Beckman: “At the time, we both listened a lot to Booker White and Washboard Sam recordings from ’36, ’37, and it was just great stuff. It was all this washboard and resonator [guitar], and that’s kind of what we were going to do. Our first show was in the late ‘90s, and nobody was playing the Viking on Tuesday nights, so we moved over there.”
Since then, Parr has become an internationally known songwriter and bluesman, and Beckman has built a scene. Last November, the duo opened for Trampled By Turtles at the Armory in downtown Minneapolis. What was it like playing for 8,000 TBT fans with just a washboard and guitar?
“That was great, it was really fun, but my favorite shows that I’ve gotten to do with Mikkel have always been the little weird ones,” said Parr.
“We played on a garage roof at a pie eating contest once at somebody’s picnic. We toured Europe together. Yeah, those are fun. Paris, Berlin, you know, what’s not to like?,” Beckman said.
“We’ve played around the country together,” said Parr. “It’s still just getting a chance to play the little local free ones; that’s still my favorite thing. And Mikkel makes it easy. I don’t know that I would do this as often if he wasn’t. But when Mikkel calls … I wasn’t even supposed to be here tonight. But someone’s work schedule changed and I got the call and I’m like, ‘Yeah! I’d love to play tonight.’”
A longtime music fan, Beckman admits to being something of a late bloomer as a musician.
“My mom was a professional cello player and my dad composed on guitar and played jazz and saxophone when he was younger in Chicago in the ‘50s,” he said. “So I grew up in a very musical family. I played saxophone when I was in junior high school, but people always told me I was very [rhythmic], I should be a drummer. I was just the annoying guy in high school who tapped on the dashboard to every song or whenever someone was playing. And I remember once when I was in my early 20s, somebody who was a drummer gave me a pair of drumsticks and said, ‘You should be a drummer.’ I just never got around to it until I was older.”
Now he plays three-to-five times a week and goes through several washboards a year.
“I keep one in the basement of the 331 just because I play there a lot,” he said. “I travel with one, but I wear them out because I play pretty aggressively, and it’s very physical. When I first started playing, I really wanted a specific sound. I wanted to keep it simple. I’d seen players who did stuff like tape stuff to their fingers, and they had all this extra stuff attached to their washboards and I just wanted to keep it really rudimentary. They’re made out of brass, which is a super soft material, and the way I play and how often I play I wear holes in them, so I’m always trying to find vintage washboards to play.
“Internationally, the Ukrainians are great at washboard playing. The first washboards were invented by Scandinavians as a tool; they were made out of wood, and with the industrial age came manufacturing and they fabricated a metal and wood one.
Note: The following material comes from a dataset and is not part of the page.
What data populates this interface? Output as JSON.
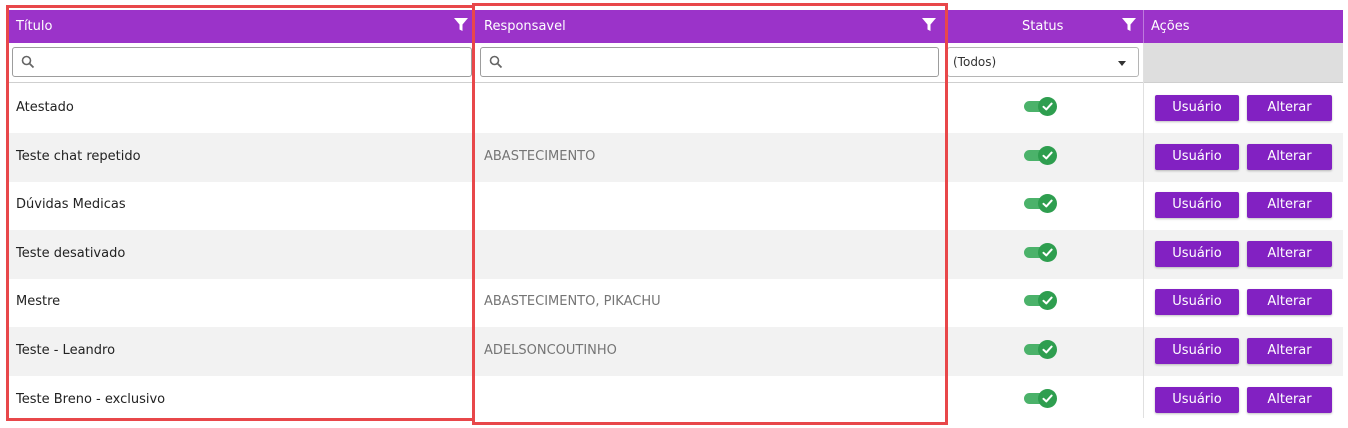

Obviously in America, the tradition is pre-World War II, Southern, African-American music traditions of jug band music out of Memphis and all that stuff.”
These days, Beckman keeps the washboard tradition alive and puts his own sweet touch on it.
“It’s acoustic blues music, and you just put a gentle frame around it without trying to get away with a lot of drum fills or something,” he said. “They’re pretty rudimentary; there’s really only two sounds you can get out of a washboard.
“And music moves, you know? It’s like an incantation. You move molecules around; you move air around for a while, and everybody gets caught up in it, and it’s pretty powerful. So for me it’s almost a form of moving meditation when I’m doing it. It fills me up and gives me energy. So even though I work all day and thankfully, I’ve got work that gives me great satisfaction, working with homelessness and housing issues, and then going out in the early evenings, getting to play for a little bit, it’s also very satisfying. It’s sort of like spinach salad meal or something.”